■ TASK ■
Wherever the string "icon" appears in the records, return the line that holds it.

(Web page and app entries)
# # # # # # #

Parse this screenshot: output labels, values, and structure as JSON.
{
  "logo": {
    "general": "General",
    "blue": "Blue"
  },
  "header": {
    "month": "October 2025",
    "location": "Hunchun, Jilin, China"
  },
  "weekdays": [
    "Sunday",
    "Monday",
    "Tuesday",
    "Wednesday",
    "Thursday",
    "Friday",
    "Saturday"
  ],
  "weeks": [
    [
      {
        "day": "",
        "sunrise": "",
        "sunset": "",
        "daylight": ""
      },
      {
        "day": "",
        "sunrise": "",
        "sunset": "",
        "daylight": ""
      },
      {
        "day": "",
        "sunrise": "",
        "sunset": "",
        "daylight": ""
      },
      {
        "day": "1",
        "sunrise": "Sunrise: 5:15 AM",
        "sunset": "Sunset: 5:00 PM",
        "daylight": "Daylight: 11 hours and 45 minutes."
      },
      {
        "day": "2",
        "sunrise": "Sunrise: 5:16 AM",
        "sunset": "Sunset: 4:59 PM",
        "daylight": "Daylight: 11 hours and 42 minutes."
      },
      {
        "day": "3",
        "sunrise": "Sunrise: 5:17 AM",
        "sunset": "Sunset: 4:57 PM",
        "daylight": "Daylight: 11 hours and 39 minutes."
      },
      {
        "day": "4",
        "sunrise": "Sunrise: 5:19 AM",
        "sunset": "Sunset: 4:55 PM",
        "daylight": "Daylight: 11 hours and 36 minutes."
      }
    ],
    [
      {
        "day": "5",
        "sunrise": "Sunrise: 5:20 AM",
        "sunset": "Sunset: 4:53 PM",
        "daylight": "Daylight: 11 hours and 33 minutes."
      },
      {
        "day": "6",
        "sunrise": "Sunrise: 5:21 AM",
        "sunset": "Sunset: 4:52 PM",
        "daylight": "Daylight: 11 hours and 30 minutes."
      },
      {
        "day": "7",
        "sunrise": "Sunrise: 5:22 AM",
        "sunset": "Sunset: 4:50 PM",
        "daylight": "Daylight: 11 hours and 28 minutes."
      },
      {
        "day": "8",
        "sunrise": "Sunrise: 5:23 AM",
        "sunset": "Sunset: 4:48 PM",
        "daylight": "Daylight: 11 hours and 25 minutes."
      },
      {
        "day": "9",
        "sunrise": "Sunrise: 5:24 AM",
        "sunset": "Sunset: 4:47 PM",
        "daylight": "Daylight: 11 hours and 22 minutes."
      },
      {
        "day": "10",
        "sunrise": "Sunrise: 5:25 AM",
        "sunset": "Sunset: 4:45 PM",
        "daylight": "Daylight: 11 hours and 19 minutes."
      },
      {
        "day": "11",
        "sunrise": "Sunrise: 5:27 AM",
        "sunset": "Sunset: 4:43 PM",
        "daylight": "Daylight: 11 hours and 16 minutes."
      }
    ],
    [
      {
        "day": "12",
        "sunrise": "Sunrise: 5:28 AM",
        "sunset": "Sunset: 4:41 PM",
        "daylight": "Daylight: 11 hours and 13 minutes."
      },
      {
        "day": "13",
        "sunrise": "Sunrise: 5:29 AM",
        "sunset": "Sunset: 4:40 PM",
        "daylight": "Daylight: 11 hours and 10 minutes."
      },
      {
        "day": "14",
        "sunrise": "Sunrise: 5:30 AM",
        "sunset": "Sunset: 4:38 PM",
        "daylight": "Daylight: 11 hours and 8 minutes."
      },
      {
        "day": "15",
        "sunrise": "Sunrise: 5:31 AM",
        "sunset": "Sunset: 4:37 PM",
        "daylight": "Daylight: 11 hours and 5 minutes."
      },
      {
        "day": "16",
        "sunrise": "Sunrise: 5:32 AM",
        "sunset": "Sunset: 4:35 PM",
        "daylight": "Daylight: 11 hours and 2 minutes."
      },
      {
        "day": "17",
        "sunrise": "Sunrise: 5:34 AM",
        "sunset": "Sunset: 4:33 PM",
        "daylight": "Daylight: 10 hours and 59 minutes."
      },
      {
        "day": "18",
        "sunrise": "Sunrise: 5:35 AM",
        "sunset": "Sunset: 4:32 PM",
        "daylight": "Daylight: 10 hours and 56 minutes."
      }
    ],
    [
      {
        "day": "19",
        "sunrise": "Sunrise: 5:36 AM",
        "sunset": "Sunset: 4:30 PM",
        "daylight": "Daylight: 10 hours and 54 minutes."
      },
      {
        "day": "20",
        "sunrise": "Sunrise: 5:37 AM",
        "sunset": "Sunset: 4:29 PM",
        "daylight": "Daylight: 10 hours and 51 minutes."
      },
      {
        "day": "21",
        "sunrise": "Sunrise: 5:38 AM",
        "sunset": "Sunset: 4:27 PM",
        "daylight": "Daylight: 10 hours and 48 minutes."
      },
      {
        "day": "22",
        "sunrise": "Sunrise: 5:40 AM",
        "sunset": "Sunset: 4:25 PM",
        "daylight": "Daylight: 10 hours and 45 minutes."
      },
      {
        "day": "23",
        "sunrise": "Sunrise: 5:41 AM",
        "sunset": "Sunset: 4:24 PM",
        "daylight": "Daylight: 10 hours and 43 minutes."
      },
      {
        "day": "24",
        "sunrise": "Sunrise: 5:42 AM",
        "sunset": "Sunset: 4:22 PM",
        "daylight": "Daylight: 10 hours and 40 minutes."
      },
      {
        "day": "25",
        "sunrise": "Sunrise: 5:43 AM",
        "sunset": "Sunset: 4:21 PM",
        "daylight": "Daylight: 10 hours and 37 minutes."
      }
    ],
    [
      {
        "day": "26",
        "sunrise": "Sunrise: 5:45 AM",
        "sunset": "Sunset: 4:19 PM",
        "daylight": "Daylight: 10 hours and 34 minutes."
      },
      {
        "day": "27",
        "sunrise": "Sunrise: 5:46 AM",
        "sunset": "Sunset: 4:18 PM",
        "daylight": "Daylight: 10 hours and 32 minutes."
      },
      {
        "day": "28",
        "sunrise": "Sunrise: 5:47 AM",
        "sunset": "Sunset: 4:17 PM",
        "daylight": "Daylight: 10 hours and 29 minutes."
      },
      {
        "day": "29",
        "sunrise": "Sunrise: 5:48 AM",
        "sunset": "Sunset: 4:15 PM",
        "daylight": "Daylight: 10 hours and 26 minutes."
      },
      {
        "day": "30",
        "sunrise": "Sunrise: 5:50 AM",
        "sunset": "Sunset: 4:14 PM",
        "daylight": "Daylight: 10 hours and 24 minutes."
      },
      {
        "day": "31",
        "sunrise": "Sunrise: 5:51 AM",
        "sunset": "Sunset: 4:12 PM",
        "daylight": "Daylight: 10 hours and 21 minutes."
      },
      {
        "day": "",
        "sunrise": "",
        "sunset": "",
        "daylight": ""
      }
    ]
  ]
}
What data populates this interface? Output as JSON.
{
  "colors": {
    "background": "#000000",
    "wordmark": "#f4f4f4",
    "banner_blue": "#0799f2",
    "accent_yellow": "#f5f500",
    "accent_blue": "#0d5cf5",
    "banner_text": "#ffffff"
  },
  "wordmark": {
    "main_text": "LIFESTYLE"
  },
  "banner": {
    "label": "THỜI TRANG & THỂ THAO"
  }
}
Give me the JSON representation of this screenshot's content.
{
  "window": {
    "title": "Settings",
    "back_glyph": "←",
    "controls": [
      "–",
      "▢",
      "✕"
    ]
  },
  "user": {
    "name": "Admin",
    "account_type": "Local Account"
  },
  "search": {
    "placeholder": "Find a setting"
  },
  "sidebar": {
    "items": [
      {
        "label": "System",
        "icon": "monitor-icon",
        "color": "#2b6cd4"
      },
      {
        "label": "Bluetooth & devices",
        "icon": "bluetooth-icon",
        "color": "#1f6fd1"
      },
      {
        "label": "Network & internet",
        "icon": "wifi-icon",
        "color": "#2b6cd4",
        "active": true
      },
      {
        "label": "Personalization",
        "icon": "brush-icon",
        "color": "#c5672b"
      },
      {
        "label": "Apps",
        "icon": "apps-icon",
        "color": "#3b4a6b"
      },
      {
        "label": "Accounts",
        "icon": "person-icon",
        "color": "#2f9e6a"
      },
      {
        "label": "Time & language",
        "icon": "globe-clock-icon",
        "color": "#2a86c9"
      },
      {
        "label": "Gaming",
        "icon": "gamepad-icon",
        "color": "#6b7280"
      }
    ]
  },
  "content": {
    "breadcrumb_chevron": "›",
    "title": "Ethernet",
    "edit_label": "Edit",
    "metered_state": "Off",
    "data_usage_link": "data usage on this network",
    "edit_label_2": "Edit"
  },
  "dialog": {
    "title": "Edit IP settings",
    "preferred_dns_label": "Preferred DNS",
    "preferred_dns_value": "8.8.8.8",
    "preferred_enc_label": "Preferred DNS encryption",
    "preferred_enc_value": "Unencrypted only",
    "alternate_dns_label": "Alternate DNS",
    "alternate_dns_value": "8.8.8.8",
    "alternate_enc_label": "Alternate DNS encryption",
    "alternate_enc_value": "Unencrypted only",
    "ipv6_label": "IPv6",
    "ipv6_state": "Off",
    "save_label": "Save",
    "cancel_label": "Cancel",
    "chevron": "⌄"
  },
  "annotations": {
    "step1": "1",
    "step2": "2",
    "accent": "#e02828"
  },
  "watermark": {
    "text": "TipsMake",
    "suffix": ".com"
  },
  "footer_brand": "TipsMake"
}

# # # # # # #

■ EXERCISE RESPONSE ■
        "icon": "monitor-icon",
        "icon": "bluetooth-icon",
        "icon": "wifi-icon",
        "icon": "brush-icon",
        "icon": "apps-icon",
        "icon": "person-icon",
        "icon": "globe-clock-icon",
        "icon": "gamepad-icon",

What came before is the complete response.